Another week, another worrying vulnerability. This time, Microsoft’s Windows and other platforms are at risk from a new JavaScript cryptocurrency miner. The novel way of attack this time revolves around aping online ad techniques to take power from a PC after visiting a website.

This marks a potentially significant tweak on the browser-based miner attack. Previously, preventing miners on sites could be shut down by simply closing the browser. By doing this, you were cutting off the power supply, so to speak, and stopping the miners from using your CPU.

However, the new method allows JavaScript-based in-browser cryptocurrency miners to continuing harvesting power even when the browser is closed. Security company Malwarebytes found a new type of mining technique where the page continues to mine PC resources once the browser has been shut.

The technique is built on a type of online advertising model call a ‘pop-under’. These are used to load hidden ads and to make sure the window is hard to close. They also sit behind the taskbar on Windows. This means users are unlikely to even see it.

“The trick is that although the visible browser windows are closed, there is a hidden one that remains opened. This is due to a pop-under which is sized to fit right under the taskbar and hides behind the clock,” wrote Malwarebytes.
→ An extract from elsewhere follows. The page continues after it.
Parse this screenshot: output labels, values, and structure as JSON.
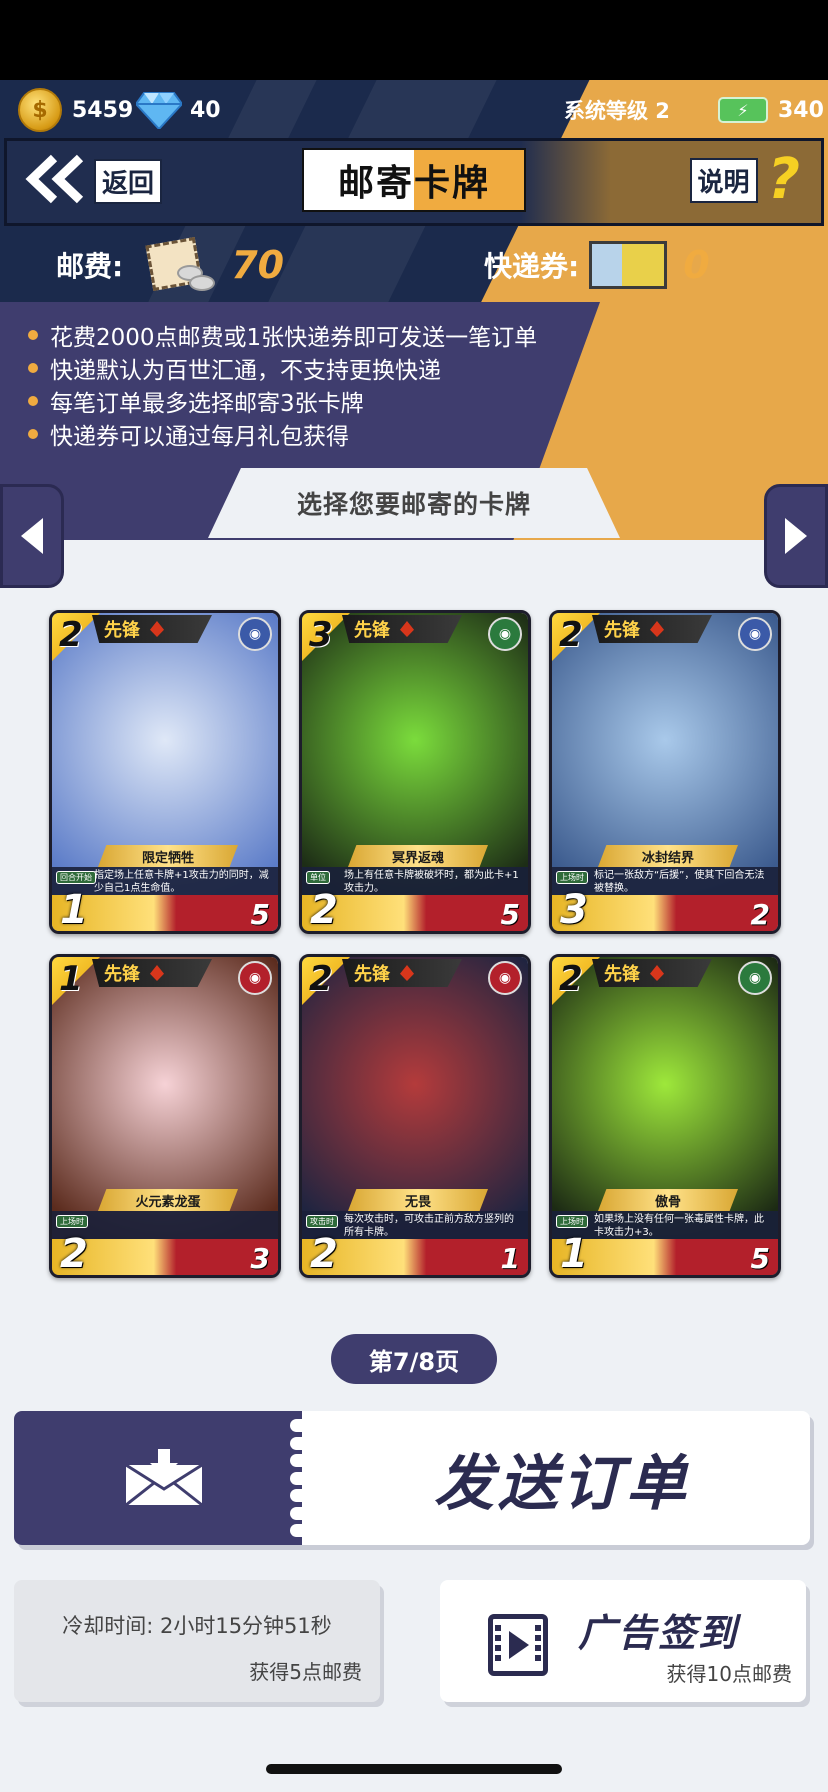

It is important to understand that miners are not malware in the strictest sense, but they do use hardware without permission (without corrupting it). Security firms have started blocking Coinhive, which was set up as a legitimate alternative.

As users became increasingly annoyed by ads and used ad-blockers, web owners looked for alternatives. One was cryptomining, and Coinhive was an alternative to advertising. It takes a users’ resources and electricity as a revenue stream.

Impact on Users

One problem is, how much CPU is take is down to the site owner. The Pirate Bay used Coinhive but was forced to made changes. Users discovered the company has accidentally set it to take 100% of visiting CPU.

Malwarebytes was one of the security companies to start blocking Coinhive. Now, JavaScript coin miners are being used on compromised websites and even sites with existing ads. This means, many locations are taking visitors’ hardware capabilities without permission.

“Forced mining (no opt-in) is a bad practice, and any tricks like the one detailed in this blog are only going to erode any confidence some might have had in mining as an ad replacement,” Malwarebytes says.

“Unscrupulous website owners and miscreants alike will no doubt continue to seek ways to deliver drive-by mining, and users will try to fight back by downloading more adblockers, extensions, and other tools to protect themselves. If malvertising wasn’t bad enough as is, now it has a new weapon that works on all platforms and browsers.”